Ometsuke (inspector general) (大目付)

Ometsuke was a governmental post in the Edo period belonging to Roju (the second highest post in the Edo bakufu government) in the government system, and played a role of an inspector who watched daimyo (Japanese feudal lord), koke (privileged families under Tokugawa Shogunate), and the Imperial court to protect the bakufu (Japanese feudal government headed by a shogun) from rebellion of these powers. This post was also introduced some domains as well.

In the early Edo period, Ometsuke officers were selected from daimyo, such as Munenori YAGYU, but later, from Hatamoto (direct retainers of the bakufu, which was a form of Japanese feudal government headed by a shogun) earning 3000 to 5000 koku (approx. 180 liters/koku) rice yields. Ometuse was one of the highest post among Hatamoto, being equivalent to Edojo-rusui (the post of housekeeping the Edo castle while the shogun was absent from the castle) and Karo (the chief retainer) of the gosankyo families (three privileged branch families of Tokugawa). Although Ometsuke was a Hatamoto, he watched daimyo, who earned a rice yield of at least 10,000 koku. Therefore, his social status in office was equivalent to that for a 10,000-koku class daimyo with the title of XX no kami conferred on him as well.

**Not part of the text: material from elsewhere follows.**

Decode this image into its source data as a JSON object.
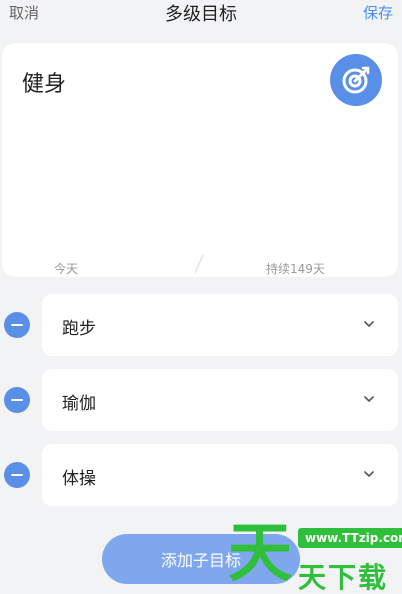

Entering the middle of the Edo period, the jobs of this post became more like Denrei (the post for informing daimyo of instructions from the bakufu) or Gireikan (the post in charge of etiquette) in Denchu (the Edo castle), rather than the original post for inspection. The officers in this post also took five additional posts (called Kentai), including Dochu-bugyo (the post in charge of road-related matters), shumon aratame-yaku (the post in charge of the persecution of Christians), and teppo-aratame (the post for monitoring and checking guns owned by ordinary people). The number of officers in this post was five. The Ometsuke officer in charge of Dochu-bugyo was placed in the head of the five officers. The officers functioned as a deputy of seii-taishogun (literally, great general who was to subdue the barbarians), as Kyoto shoshidai (the Kyoto deputy) and Osaka jodai (the person sent for controlling the Osaka castle) did. The Ometsuke post was placed above the Metsuke post that belonged to the Wakadoshiyori post (a managerial post in Edo bakufu), and the Ometsuke's power became increasingly stronger.

In a domain, the Ometsuke officers were mostly selected from the retainers of the domain who were placed under Churo (the post immediately under Karo), Ban-gashira (a post in the domain government) and Kumi-gashira (also a post in the domain government). In Satsuma domain, the post was called Yokome-gashira, and was placed after Karo and to Wakatoshiyori. The officers were appointed from samurai in such high classes as Issho-mochi (literally, a one-place holder) or Issho-mochi-kaku (the Issho-mochi level).

[Original Japanese]